Taking the lines below one at a time, count those with the string "this" and give the result alone.

======== Data

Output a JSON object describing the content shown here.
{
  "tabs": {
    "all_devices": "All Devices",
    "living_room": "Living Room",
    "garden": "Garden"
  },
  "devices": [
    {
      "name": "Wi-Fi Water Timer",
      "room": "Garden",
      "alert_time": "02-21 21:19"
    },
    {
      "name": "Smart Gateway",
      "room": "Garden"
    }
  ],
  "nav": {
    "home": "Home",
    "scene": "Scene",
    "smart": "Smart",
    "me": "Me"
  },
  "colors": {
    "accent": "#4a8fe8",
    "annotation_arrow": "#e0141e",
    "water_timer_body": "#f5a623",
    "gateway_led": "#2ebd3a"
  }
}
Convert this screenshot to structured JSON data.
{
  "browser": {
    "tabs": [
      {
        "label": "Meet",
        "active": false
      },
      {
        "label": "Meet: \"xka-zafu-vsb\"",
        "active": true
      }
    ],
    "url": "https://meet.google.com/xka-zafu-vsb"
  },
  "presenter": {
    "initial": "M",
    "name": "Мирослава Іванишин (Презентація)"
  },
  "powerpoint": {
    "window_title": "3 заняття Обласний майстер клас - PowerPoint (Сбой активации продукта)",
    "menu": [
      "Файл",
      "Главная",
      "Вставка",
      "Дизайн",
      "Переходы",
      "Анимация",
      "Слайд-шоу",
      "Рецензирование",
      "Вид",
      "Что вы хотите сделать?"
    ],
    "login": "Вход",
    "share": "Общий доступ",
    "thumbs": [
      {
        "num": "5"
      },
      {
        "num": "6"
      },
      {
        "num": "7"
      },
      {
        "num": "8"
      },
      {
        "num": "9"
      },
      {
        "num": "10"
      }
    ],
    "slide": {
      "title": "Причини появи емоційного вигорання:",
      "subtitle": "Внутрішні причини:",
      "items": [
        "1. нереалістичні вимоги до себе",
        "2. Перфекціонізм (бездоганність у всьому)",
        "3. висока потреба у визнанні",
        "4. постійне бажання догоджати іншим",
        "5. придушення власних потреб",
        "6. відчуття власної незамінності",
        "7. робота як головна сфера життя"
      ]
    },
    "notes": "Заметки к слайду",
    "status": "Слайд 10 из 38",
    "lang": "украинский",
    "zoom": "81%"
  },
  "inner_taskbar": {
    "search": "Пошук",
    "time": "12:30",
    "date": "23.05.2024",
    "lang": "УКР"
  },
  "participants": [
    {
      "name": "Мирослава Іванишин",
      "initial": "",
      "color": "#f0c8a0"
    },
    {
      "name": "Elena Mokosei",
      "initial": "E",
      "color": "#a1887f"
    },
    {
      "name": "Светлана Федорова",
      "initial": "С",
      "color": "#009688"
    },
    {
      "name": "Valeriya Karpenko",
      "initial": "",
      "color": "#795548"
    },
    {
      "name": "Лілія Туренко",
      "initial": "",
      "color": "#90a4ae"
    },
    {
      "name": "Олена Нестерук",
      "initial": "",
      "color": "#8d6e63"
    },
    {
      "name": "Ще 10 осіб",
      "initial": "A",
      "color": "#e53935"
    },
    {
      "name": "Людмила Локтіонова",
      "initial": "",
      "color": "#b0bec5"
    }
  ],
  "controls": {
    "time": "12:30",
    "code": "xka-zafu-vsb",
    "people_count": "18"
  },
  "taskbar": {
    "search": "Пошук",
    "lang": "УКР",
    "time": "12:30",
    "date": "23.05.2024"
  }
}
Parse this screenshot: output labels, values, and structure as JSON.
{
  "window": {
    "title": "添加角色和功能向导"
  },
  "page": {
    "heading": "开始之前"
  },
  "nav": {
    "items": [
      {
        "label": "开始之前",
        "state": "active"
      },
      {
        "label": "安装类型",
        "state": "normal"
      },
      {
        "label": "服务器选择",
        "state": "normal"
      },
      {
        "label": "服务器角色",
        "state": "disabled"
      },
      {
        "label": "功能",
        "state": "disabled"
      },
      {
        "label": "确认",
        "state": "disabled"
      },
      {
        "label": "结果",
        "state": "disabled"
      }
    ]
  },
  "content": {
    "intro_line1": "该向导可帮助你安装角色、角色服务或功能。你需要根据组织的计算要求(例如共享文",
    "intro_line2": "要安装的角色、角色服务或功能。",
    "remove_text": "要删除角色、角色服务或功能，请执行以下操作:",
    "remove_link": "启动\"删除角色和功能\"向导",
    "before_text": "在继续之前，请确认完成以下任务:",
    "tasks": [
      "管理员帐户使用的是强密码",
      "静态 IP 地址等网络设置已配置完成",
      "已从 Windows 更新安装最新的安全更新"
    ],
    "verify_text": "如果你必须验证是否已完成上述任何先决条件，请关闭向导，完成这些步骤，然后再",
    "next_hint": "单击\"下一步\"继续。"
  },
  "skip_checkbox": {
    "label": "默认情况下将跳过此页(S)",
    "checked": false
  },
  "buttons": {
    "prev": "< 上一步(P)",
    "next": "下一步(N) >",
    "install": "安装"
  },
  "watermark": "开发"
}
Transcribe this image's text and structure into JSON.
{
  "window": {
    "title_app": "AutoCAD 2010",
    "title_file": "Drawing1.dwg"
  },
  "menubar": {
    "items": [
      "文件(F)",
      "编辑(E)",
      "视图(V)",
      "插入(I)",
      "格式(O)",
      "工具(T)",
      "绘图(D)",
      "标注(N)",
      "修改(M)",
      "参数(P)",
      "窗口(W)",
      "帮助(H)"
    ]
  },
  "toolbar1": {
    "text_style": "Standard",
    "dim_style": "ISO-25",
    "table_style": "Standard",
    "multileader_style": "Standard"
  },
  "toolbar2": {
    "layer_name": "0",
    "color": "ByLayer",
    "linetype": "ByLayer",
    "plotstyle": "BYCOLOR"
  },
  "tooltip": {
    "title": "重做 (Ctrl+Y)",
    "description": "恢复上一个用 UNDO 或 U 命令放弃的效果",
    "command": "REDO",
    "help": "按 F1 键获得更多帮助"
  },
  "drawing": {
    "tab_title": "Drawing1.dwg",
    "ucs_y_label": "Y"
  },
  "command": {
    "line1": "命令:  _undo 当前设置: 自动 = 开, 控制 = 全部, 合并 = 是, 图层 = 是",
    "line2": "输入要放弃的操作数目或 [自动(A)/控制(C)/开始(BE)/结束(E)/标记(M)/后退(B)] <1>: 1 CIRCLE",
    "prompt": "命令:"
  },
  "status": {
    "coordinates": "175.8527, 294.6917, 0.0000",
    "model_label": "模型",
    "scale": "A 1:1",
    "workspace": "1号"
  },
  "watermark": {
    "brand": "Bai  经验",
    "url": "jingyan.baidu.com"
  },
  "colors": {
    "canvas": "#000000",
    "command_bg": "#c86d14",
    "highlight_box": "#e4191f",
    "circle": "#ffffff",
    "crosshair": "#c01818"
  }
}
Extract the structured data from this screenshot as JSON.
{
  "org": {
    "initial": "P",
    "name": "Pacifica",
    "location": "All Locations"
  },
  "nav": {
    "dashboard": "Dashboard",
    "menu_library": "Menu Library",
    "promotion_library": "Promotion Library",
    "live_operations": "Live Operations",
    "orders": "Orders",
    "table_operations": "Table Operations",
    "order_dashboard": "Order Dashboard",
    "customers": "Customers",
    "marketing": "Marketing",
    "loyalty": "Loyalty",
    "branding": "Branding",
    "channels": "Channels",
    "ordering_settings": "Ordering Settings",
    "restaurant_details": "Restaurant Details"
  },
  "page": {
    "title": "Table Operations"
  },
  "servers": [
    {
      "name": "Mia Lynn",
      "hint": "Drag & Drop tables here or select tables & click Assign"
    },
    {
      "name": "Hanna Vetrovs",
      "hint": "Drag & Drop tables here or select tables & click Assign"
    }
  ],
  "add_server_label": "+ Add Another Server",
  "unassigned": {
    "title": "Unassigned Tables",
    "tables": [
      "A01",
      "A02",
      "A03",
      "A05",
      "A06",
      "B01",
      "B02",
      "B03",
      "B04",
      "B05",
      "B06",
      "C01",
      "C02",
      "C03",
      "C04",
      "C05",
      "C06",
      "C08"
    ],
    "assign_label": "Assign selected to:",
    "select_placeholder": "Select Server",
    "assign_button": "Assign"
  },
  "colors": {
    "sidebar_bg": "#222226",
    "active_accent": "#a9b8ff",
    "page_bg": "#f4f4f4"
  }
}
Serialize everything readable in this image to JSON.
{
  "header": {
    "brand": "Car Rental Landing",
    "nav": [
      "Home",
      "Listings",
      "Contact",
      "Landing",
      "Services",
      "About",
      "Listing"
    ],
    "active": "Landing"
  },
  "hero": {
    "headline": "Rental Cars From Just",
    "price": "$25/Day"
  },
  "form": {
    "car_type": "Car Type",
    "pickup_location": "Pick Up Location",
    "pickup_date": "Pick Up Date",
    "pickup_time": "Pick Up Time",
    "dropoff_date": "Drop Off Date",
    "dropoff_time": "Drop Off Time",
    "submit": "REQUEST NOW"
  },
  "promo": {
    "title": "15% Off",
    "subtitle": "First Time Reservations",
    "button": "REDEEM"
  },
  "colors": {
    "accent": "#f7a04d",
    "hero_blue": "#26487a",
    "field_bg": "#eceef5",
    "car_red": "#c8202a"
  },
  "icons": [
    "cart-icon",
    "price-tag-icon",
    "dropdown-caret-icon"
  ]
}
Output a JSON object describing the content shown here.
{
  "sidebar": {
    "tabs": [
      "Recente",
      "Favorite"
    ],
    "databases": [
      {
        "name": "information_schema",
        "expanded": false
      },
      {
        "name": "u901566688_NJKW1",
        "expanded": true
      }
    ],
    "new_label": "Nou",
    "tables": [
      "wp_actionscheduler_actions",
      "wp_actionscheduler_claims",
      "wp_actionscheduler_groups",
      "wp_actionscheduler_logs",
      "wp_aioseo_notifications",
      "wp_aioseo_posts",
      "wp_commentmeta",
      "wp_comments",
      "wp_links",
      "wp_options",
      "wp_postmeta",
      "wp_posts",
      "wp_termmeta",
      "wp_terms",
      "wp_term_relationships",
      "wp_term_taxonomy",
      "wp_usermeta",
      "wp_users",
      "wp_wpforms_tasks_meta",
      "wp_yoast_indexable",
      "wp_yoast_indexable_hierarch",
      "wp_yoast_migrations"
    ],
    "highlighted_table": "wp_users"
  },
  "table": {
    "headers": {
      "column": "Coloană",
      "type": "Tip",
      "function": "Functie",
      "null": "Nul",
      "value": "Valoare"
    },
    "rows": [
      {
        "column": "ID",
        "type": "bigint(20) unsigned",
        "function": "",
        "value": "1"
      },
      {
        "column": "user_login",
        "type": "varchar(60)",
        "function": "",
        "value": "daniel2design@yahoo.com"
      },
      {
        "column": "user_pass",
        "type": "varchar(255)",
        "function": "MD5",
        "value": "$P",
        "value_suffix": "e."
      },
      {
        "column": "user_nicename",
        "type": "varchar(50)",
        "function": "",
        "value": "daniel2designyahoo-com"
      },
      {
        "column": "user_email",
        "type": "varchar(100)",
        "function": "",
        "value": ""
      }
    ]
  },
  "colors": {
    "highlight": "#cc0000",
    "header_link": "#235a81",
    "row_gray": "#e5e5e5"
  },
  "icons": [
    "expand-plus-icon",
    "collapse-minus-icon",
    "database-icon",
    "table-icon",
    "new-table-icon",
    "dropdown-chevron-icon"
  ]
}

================

**Your response**
5